***** Given records *****

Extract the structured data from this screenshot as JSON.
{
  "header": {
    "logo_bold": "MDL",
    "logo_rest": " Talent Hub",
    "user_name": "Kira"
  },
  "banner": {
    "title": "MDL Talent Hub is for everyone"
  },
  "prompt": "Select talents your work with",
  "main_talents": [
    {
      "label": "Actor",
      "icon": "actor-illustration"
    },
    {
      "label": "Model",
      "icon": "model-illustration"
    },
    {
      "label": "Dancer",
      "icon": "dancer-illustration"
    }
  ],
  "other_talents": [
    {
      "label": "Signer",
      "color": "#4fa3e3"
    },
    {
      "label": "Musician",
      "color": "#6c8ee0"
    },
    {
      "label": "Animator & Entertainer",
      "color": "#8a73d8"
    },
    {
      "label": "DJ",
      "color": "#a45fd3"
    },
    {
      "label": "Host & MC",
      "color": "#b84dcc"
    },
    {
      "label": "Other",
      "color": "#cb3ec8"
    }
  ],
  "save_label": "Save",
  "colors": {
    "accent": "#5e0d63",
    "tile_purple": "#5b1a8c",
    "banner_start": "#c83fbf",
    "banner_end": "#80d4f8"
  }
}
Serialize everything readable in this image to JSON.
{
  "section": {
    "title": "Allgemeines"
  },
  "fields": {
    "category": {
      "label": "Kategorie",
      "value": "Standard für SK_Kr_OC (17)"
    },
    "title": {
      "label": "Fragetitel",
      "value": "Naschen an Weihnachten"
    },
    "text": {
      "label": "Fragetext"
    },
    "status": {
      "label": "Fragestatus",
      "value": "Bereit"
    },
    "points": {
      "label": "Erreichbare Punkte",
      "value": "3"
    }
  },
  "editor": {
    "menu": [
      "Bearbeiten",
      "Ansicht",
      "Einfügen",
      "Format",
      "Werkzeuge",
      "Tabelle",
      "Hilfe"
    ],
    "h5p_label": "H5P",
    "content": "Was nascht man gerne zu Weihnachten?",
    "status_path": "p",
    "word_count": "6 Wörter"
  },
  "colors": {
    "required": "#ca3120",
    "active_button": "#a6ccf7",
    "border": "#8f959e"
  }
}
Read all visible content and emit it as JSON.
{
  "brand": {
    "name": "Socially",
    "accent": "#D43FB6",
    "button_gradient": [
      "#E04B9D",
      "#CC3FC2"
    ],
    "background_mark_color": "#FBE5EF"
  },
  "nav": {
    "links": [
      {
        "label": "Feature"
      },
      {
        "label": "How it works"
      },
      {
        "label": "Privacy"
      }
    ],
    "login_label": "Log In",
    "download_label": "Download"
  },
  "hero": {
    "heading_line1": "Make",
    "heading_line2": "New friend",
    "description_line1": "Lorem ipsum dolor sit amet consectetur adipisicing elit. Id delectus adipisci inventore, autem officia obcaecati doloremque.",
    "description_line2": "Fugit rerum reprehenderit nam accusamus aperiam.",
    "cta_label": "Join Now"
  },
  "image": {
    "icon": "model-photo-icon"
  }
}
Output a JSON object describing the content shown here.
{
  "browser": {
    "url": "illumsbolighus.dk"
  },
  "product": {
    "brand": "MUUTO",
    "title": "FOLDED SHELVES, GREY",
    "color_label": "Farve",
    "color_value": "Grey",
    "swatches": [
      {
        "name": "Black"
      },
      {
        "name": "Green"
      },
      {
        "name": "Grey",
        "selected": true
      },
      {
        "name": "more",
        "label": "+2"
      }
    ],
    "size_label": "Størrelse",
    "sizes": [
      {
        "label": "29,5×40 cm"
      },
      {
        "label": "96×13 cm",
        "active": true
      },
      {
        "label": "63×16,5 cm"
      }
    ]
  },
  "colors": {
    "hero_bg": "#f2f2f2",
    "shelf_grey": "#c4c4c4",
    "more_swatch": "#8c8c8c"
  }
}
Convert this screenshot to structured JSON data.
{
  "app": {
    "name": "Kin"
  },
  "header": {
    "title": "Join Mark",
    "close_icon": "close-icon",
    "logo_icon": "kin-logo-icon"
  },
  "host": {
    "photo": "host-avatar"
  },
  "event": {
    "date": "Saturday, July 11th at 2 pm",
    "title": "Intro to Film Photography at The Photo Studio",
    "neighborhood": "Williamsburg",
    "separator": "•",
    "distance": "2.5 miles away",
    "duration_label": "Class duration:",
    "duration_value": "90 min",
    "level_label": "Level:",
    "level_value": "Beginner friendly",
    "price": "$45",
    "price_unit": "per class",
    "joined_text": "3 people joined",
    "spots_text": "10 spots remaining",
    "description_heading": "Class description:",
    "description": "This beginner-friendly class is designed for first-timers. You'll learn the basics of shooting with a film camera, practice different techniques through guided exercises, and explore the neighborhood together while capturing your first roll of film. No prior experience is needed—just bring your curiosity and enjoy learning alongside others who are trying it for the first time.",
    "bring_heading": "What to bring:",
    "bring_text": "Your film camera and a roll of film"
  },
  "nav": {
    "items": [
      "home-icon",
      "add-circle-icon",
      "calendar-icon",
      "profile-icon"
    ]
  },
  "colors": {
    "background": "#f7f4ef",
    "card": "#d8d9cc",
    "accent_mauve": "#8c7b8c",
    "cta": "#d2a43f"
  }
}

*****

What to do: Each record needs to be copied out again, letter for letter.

Exercise response:
Extract the structured data from this screenshot as JSON.
{
  "header": {
    "logo_bold": "MDL",
    "logo_rest": " Talent Hub",
    "user_name": "Kira"
  },
  "banner": {
    "title": "MDL Talent Hub is for everyone"
  },
  "prompt": "Select talents your work with",
  "main_talents": [
    {
      "label": "Actor",
      "icon": "actor-illustration"
    },
    {
      "label": "Model",
      "icon": "model-illustration"
    },
    {
      "label": "Dancer",
      "icon": "dancer-illustration"
    }
  ],
  "other_talents": [
    {
      "label": "Signer",
      "color": "#4fa3e3"
    },
    {
      "label": "Musician",
      "color": "#6c8ee0"
    },
    {
      "label": "Animator & Entertainer",
      "color": "#8a73d8"
    },
    {
      "label": "DJ",
      "color": "#a45fd3"
    },
    {
      "label": "Host & MC",
      "color": "#b84dcc"
    },
    {
      "label": "Other",
      "color": "#cb3ec8"
    }
  ],
  "save_label": "Save",
  "colors": {
    "accent": "#5e0d63",
    "tile_purple": "#5b1a8c",
    "banner_start": "#c83fbf",
    "banner_end": "#80d4f8"
  }
}
Serialize everything readable in this image to JSON.
{
  "section": {
    "title": "Allgemeines"
  },
  "fields": {
    "category": {
      "label": "Kategorie",
      "value": "Standard für SK_Kr_OC (17)"
    },
    "title": {
      "label": "Fragetitel",
      "value": "Naschen an Weihnachten"
    },
    "text": {
      "label": "Fragetext"
    },
    "status": {
      "label": "Fragestatus",
      "value": "Bereit"
    },
    "points": {
      "label": "Erreichbare Punkte",
      "value": "3"
    }
  },
  "editor": {
    "menu": [
      "Bearbeiten",
      "Ansicht",
      "Einfügen",
      "Format",
      "Werkzeuge",
      "Tabelle",
      "Hilfe"
    ],
    "h5p_label": "H5P",
    "content": "Was nascht man gerne zu Weihnachten?",
    "status_path": "p",
    "word_count": "6 Wörter"
  },
  "colors": {
    "required": "#ca3120",
    "active_button": "#a6ccf7",
    "border": "#8f959e"
  }
}
Read all visible content and emit it as JSON.
{
  "brand": {
    "name": "Socially",
    "accent": "#D43FB6",
    "button_gradient": [
      "#E04B9D",
      "#CC3FC2"
    ],
    "background_mark_color": "#FBE5EF"
  },
  "nav": {
    "links": [
      {
        "label": "Feature"
      },
      {
        "label": "How it works"
      },
      {
        "label": "Privacy"
      }
    ],
    "login_label": "Log In",
    "download_label": "Download"
  },
  "hero": {
    "heading_line1": "Make",
    "heading_line2": "New friend",
    "description_line1": "Lorem ipsum dolor sit amet consectetur adipisicing elit. Id delectus adipisci inventore, autem officia obcaecati doloremque.",
    "description_line2": "Fugit rerum reprehenderit nam accusamus aperiam.",
    "cta_label": "Join Now"
  },
  "image": {
    "icon": "model-photo-icon"
  }
}
Output a JSON object describing the content shown here.
{
  "browser": {
    "url": "illumsbolighus.dk"
  },
  "product": {
    "brand": "MUUTO",
    "title": "FOLDED SHELVES, GREY",
    "color_label": "Farve",
    "color_value": "Grey",
    "swatches": [
      {
        "name": "Black"
      },
      {
        "name": "Green"
      },
      {
        "name": "Grey",
        "selected": true
      },
      {
        "name": "more",
        "label": "+2"
      }
    ],
    "size_label": "Størrelse",
    "sizes": [
      {
        "label": "29,5×40 cm"
      },
      {
        "label": "96×13 cm",
        "active": true
      },
      {
        "label": "63×16,5 cm"
      }
    ]
  },
  "colors": {
    "hero_bg": "#f2f2f2",
    "shelf_grey": "#c4c4c4",
    "more_swatch": "#8c8c8c"
  }
}
Convert this screenshot to structured JSON data.
{
  "app": {
    "name": "Kin"
  },
  "header": {
    "title": "Join Mark",
    "close_icon": "close-icon",
    "logo_icon": "kin-logo-icon"
  },
  "host": {
    "photo": "host-avatar"
  },
  "event": {
    "date": "Saturday, July 11th at 2 pm",
    "title": "Intro to Film Photography at The Photo Studio",
    "neighborhood": "Williamsburg",
    "separator": "•",
    "distance": "2.5 miles away",
    "duration_label": "Class duration:",
    "duration_value": "90 min",
    "level_label": "Level:",
    "level_value": "Beginner friendly",
    "price": "$45",
    "price_unit": "per class",
    "joined_text": "3 people joined",
    "spots_text": "10 spots remaining",
    "description_heading": "Class description:",
    "description": "This beginner-friendly class is designed for first-timers. You'll learn the basics of shooting with a film camera, practice different techniques through guided exercises, and explore the neighborhood together while capturing your first roll of film. No prior experience is needed—just bring your curiosity and enjoy learning alongside others who are trying it for the first time.",
    "bring_heading": "What to bring:",
    "bring_text": "Your film camera and a roll of film"
  },
  "nav": {
    "items": [
      "home-icon",
      "add-circle-icon",
      "calendar-icon",
      "profile-icon"
    ]
  },
  "colors": {
    "background": "#f7f4ef",
    "card": "#d8d9cc",
    "accent_mauve": "#8c7b8c",
    "cta": "#d2a43f"
  }
}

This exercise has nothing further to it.